Sweet 16 update 3-22:

With the Sweet 16 set, how did circadian advantages play out in early rounds?

Gonzaga beat Seton Hall as predicted in round one and also won its round two game over Utah. On the flipside, Providence overcame its round one disadvantage and beat USC — before falling to North Carolina in round two. Likewise, as predicted, Xavier’s skill advantage was big enough to overcome the circadian disadvantage the team faced in round one against Weber State. Xavier did fall in round two to Wisconsin in a close game.

Hawaii ended up having no circadian disadvantage after all. Why? Because the team spent three weeks on the mainland in advance to get aligned with local time.

Advantages are less straightforward as the tournament continues, since all the teams have been on the road.
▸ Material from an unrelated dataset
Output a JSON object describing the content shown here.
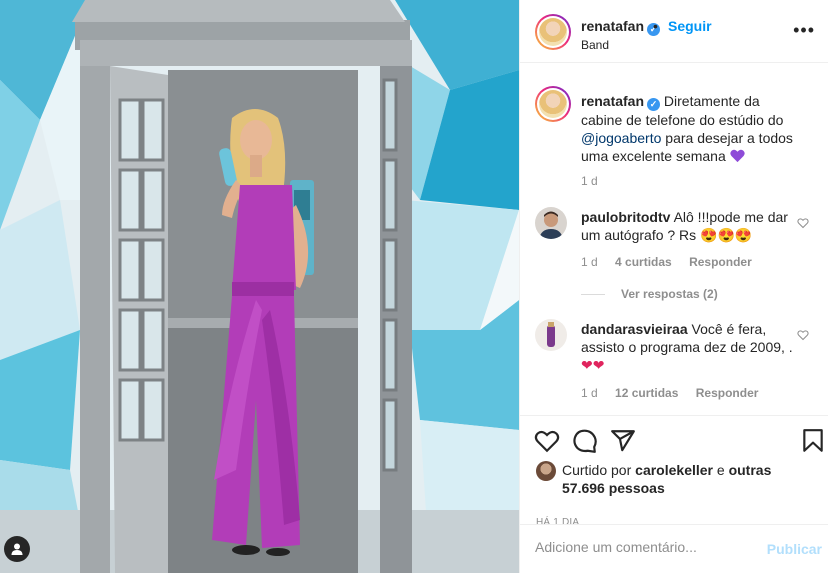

Nonetheless, a couple of circadian advantages come to mind for the Sweet 16.

Dr. Goldstein is picking Gonzaga over Syracuse (8:40 p.m. CDT Friday). In theory, Gonzaga’s body clocks will still be set closer to peak performance time of 6:40 p.m., while Syracuse will feel like it’s 9:40 p.m.

She’s also taking Oregon over Duke (6:55 p.m. PDT). Oregon players should feel on track in their own time zone, while Duke may be getting a bit sleepy.

Final Four update 3-29:

The Final Four is set — and the circadian advantages are now gone. (Three teams come from the Eastern Time Zone, and one is from the Central Time Zone). How did Dr. Goldstein’s picks do?

Like any brackets, Dr. Goldstein picked plenty of winners and some losers.

For instance, in the Sweet Sixteen, Oregon indeed used its circadian advantage to topple Duke. But Syracuse was anything but sleepy in wiping out Gonzaga’s circadian advantage, eventually making it to the Final Four. Oregon didn’t fare as well, losing to Oklahoma in the Elite Eight.

“In the end, performance is complicated, and there are many other factors that will have greater impact on success on the court than circadian rhythms,” Dr. Goldstein notes. 

The age of the players may be a factor, given how many college students are night owls. A recent study showed a strong correlation between the number of late chronotypes (night owls) and the time of a team’s peak performance, with peak performance being later in the. Frequent travel and changing game times may have shifted players’ internal clocks, too, and reduced the circadian advantage over time.

Sleep duration is critical, too. In a study of Stanford basketball players, when sleep duration was extended an average of 100 minutes for five to seven weeks, researchers saw increases in speed, shooting accuracy, free throw and three-point percentages. 

“It comes down to this: Well-rested players may have performed better regardless of circadian timing,” Dr. Goldstein says.